NYT Poll Shows Bush, Kerry Dead Even Following DebateBy Richard W. Stevenson and Janet Elder
The New York Times -- Sen. John Kerry came out of his first debate with President Bush having reassured many Americans of his ability to handle an international crisis or a terrorist attack and with a generally more favorable image, but he failed to shake the perception that he panders to voters in search of support, according to the latest New York Times/CBS News Poll.
The poll also found significant doubts about the president’s policies toward Iraq, with a majority of the public saying that the United States invaded too soon and that the administration did a poor job thinking through the consequences of the war. But Bush maintained an advantage on personal characteristics like strong leadership and likability, as well as in the enthusiasm of his supporters.
Four weeks from Election Day, the presidential race is again a dead heat, with Bush having given up the gains he enjoyed for the last month following the Republican National Convention in New York City, the poll found. In both a head-to-head matchup and a three-way race including Ralph Nader, the Republican and Democratic tickets each won the support of 47 percent of registered voters surveyed in the poll.
Last month, Bush led Kerry by 50 percent to 42 percent in a two-way race and 50-41 in a three-way race.
The results, which parallel those of several other national polls in the past few days, are likely to intensify interest in Tuesday night’s debate in Cleveland between the vice presidential candidates, Sen. John Edwards of North Carolina and Vice President Dick Cheney, as well as the two additional presidential debates over the next eight days.
Aides to both campaigns said Monday that the running mates’ debate, which begins Tuesday at 9 p.m., was unlikely to have a major impact on the vote in November. That did not stop them, though, from trying once again to set high expectations for the other side, as each campaign pointed to the debating strengths of their opponents.

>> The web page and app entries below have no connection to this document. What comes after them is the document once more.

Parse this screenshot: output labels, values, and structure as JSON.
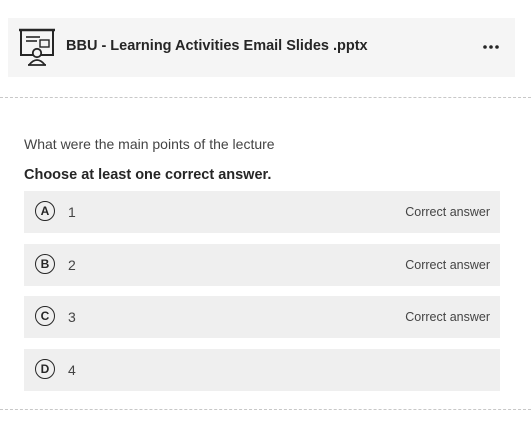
{
  "attachment": {
    "file_name": "BBU - Learning Activities Email Slides .pptx",
    "icon": "presentation-icon",
    "more_icon": "more-options-icon"
  },
  "question": {
    "text": "What were the main points of the lecture",
    "instructions": "Choose at least one correct answer."
  },
  "answers": [
    {
      "letter": "A",
      "value": "1",
      "status": "Correct answer"
    },
    {
      "letter": "B",
      "value": "2",
      "status": "Correct answer"
    },
    {
      "letter": "C",
      "value": "3",
      "status": "Correct answer"
    },
    {
      "letter": "D",
      "value": "4",
      "status": ""
    }
  ],
  "colors": {
    "card_background": "#f5f5f5",
    "answer_background": "#efefef",
    "text": "#262626",
    "divider": "#c8c8c8"
  }
}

Some of the drop in Bush’s numbers appeared to reflect the traditional cycle in which a candidate’s standing surges after his nominating convention and then declines somewhat. Both the Bush and the Kerry campaigns have said for months that they expected the race to be tight at the very end, no matter what the polls showed along the way.
But Kerry also scored notable gains in several areas that could be vital in a campaign being fought largely around the war in Iraq and the threat from terrorism.
Forty-one percent of registered voters said they had confidence in Kerry’s ability to deal wisely with an international crisis, up from 32 percent before the debate. Thirty-nine percent said they had a lot of confidence that Kerry would make the right decisions when it came to protecting against a terrorist attack, up 13 percentage points from before the debate last Thursday in Coral Gables, Fla.
But on both scores, Kerry still trailed Bush. Fifty-one percent of voters said they had confidence in Bush’s ability to deal with an international crisis, unchanged from before the debate, and 52 percent said they had a lot of confidence in his ability to protect against a terrorist attack, up just slightly from 50 percent last month.